■ **Exercise description**: Tell me how many lines in the entries below contain the word "this"; reply with the number and nothing else.

(App and web page records)
————————

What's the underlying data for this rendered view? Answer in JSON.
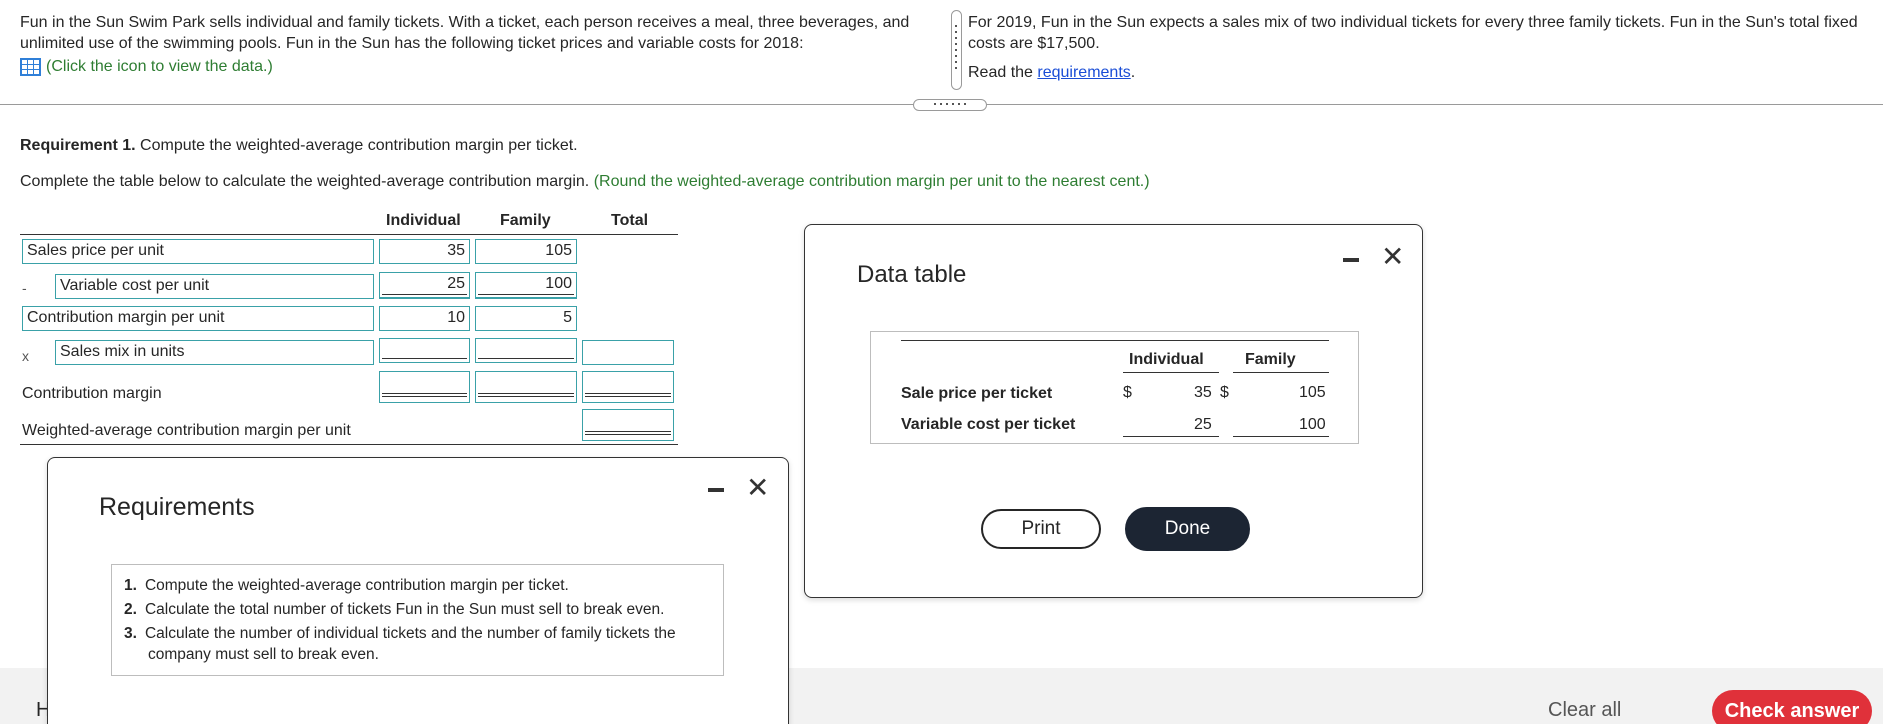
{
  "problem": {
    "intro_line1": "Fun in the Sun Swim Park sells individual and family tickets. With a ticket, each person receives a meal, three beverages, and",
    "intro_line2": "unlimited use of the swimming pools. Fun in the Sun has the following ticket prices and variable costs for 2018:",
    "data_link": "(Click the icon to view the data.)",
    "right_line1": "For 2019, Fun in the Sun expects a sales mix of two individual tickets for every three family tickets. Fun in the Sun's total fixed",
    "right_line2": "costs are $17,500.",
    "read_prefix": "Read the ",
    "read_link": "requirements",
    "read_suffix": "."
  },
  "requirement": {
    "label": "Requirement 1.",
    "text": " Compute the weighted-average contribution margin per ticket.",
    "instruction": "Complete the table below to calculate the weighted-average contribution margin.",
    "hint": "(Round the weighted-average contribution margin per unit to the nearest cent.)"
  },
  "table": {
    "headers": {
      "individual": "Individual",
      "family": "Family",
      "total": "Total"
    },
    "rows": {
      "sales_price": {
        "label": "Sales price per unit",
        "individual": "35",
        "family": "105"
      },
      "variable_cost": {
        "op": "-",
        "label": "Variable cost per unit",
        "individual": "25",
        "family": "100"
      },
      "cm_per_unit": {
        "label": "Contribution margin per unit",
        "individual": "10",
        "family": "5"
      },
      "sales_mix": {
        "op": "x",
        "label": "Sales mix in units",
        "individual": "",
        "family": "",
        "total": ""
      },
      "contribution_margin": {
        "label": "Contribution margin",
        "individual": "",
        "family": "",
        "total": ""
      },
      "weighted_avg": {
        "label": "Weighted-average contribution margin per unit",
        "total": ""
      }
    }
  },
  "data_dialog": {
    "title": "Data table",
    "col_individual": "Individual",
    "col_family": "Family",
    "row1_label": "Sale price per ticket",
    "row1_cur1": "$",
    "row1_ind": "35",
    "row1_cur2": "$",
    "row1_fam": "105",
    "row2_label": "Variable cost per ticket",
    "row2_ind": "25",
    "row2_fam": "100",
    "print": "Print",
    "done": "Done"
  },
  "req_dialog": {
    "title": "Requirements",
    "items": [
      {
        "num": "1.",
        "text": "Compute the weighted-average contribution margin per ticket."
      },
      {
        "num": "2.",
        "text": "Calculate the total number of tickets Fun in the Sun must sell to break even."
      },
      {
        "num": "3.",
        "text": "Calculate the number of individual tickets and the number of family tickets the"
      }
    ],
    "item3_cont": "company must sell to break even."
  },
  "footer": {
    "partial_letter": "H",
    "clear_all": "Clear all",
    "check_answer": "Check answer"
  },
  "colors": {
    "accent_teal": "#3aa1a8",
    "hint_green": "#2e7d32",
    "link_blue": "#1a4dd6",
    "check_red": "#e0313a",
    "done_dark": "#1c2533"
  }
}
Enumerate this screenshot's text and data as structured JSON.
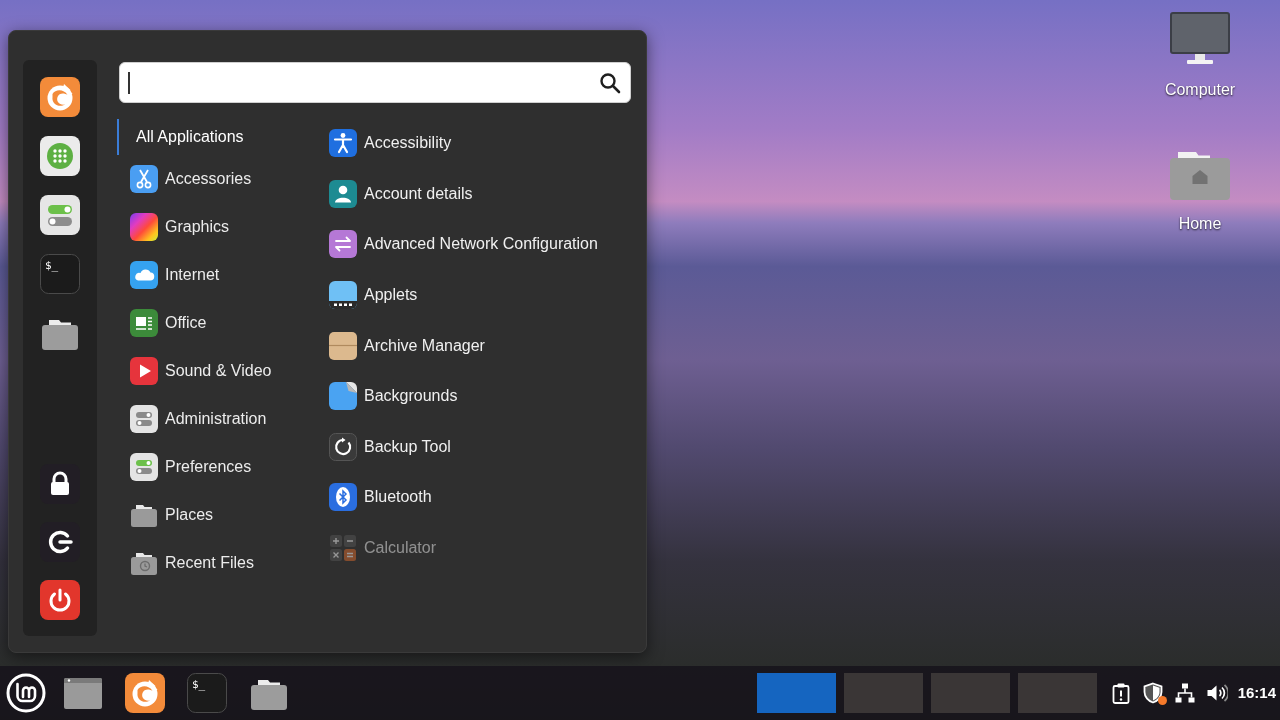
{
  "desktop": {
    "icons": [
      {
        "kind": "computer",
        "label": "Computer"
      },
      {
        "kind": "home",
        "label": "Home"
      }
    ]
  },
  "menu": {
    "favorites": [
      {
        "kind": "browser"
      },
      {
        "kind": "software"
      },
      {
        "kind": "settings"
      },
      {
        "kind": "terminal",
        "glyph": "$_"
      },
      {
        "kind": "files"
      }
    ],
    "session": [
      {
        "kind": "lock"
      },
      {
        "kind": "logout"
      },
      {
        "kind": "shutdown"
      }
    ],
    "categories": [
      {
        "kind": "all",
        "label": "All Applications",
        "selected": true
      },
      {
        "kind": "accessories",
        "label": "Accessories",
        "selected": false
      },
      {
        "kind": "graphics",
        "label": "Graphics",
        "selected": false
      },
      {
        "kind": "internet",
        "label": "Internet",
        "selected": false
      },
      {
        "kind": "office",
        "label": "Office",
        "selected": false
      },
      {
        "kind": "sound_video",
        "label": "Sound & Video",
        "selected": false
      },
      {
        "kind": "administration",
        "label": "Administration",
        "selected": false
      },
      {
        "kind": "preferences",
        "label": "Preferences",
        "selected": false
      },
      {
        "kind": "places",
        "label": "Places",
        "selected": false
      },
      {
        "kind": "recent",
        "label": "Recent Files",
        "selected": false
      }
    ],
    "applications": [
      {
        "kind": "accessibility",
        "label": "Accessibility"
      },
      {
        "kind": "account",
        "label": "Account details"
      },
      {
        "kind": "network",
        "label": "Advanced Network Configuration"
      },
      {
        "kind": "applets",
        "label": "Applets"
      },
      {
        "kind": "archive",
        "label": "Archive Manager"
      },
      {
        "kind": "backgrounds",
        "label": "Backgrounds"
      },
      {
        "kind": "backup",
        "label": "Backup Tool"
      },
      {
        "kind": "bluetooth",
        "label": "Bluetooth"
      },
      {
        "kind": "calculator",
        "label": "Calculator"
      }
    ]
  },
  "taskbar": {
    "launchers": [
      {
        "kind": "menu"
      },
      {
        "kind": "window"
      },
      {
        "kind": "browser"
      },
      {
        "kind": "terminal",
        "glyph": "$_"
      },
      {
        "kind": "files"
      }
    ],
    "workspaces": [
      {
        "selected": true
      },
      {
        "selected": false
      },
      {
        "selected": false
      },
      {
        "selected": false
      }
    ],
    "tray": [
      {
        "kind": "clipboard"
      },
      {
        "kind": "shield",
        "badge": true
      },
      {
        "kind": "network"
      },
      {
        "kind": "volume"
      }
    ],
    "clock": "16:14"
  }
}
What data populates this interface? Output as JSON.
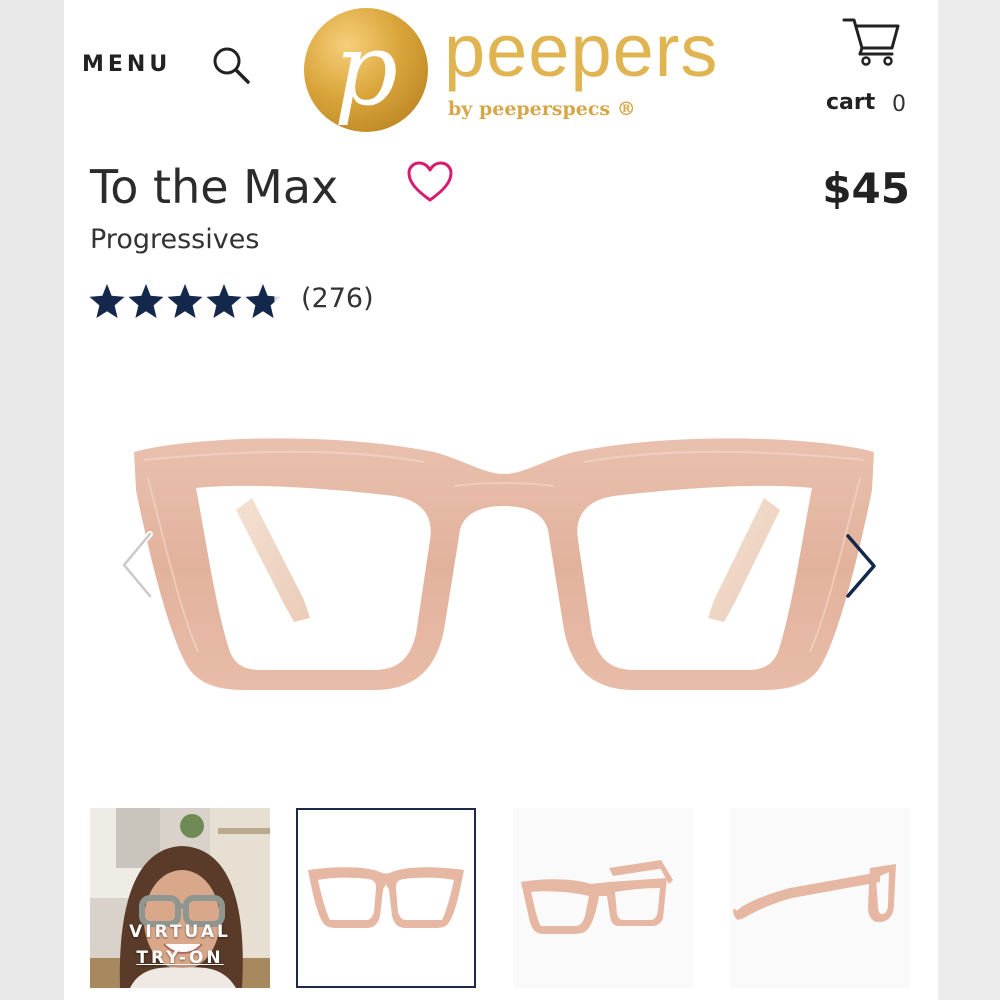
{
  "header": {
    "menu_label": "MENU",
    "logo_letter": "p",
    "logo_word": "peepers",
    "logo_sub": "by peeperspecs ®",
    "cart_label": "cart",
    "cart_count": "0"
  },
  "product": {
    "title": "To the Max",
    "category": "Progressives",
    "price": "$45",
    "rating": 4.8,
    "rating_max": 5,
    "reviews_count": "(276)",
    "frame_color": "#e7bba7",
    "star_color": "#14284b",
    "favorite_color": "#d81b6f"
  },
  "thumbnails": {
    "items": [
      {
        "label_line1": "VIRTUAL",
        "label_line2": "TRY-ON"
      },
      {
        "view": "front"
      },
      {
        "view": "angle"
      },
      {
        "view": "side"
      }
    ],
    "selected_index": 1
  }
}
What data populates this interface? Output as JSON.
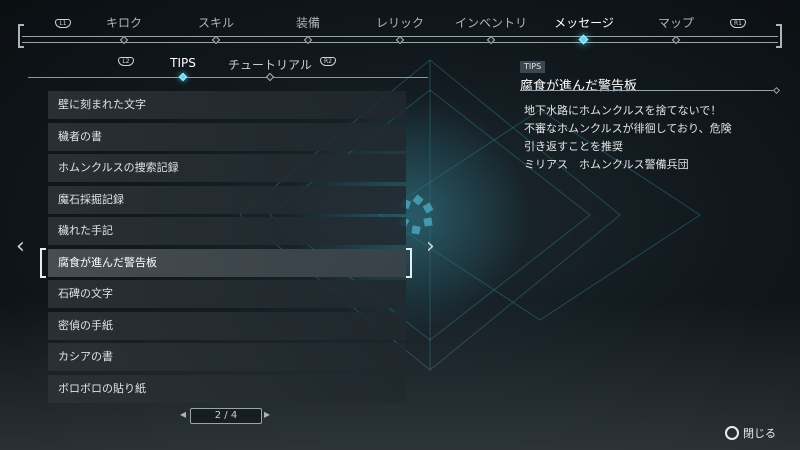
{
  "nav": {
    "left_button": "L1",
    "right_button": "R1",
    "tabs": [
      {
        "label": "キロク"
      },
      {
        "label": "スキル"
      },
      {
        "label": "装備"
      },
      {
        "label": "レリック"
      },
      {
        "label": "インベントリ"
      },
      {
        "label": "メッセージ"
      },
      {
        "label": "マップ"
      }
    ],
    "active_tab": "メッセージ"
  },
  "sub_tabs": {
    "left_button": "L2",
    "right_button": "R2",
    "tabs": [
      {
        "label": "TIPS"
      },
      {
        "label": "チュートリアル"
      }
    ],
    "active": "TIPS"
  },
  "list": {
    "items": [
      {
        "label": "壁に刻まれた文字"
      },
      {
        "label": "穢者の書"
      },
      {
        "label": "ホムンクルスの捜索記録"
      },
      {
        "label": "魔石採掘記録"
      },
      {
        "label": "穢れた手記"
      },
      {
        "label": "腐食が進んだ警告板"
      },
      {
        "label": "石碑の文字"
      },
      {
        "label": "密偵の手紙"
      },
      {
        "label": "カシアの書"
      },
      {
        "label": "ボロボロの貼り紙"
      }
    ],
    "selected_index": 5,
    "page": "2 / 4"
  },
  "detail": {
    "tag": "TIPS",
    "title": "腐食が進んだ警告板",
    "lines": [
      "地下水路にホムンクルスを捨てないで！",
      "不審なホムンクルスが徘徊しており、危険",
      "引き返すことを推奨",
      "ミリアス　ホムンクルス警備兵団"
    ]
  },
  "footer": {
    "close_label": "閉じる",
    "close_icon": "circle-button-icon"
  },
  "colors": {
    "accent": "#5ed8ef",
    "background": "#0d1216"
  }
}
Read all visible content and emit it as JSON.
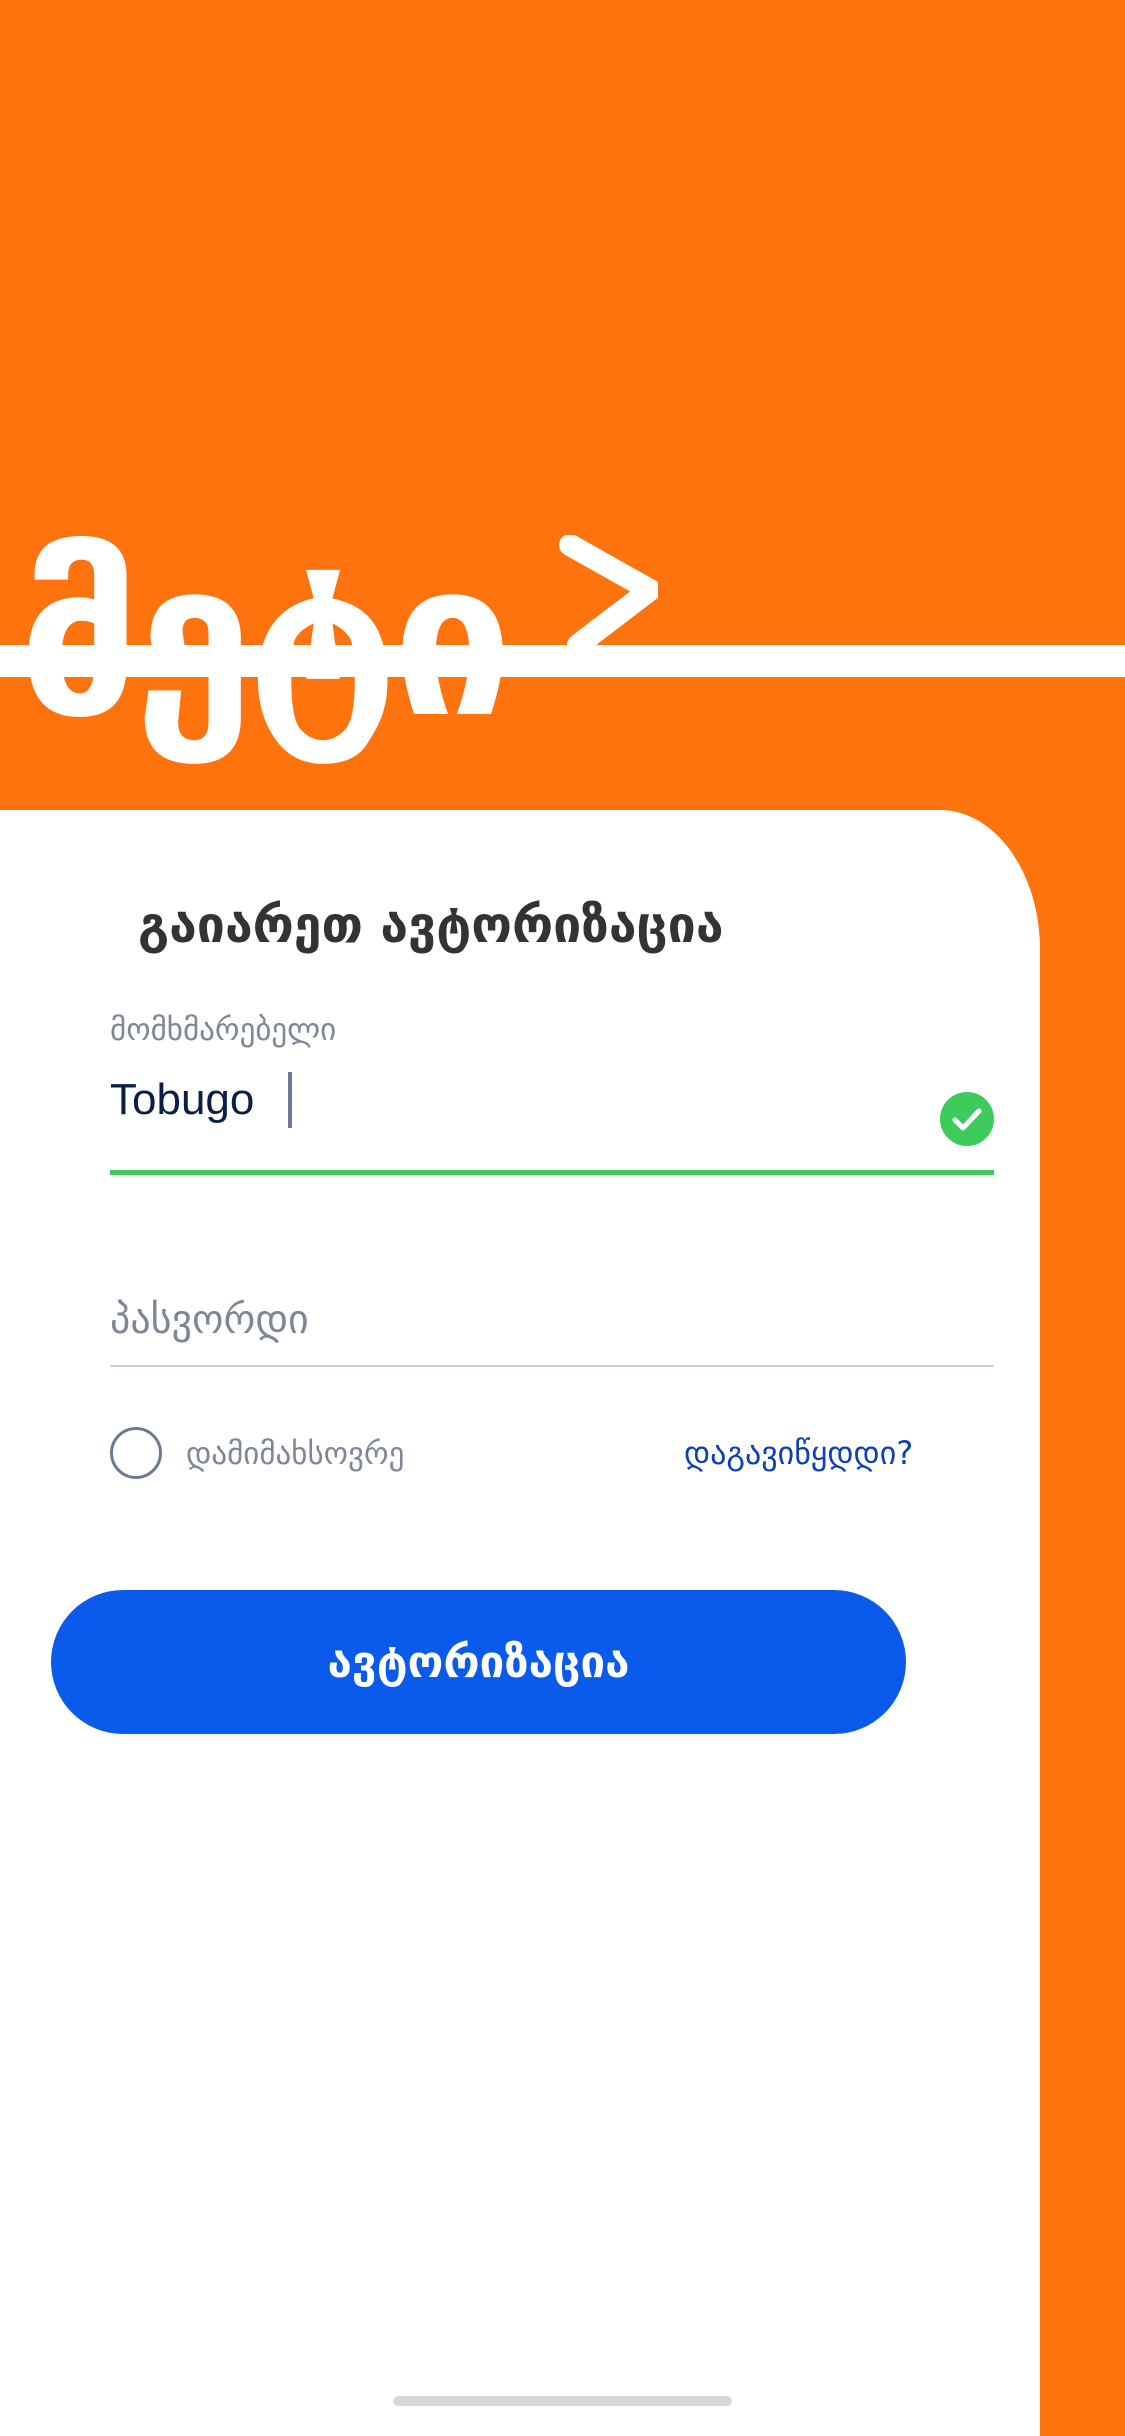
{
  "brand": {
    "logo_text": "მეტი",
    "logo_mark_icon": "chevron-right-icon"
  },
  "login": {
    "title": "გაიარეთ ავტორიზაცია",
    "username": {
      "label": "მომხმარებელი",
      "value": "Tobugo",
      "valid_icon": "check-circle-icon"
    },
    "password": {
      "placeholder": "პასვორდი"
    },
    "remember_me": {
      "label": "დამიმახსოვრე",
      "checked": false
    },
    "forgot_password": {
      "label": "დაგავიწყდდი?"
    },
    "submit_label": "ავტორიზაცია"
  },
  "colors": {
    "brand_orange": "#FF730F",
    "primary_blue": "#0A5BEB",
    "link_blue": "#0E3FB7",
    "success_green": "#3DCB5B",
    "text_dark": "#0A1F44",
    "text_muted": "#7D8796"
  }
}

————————

■ **Result below**: 4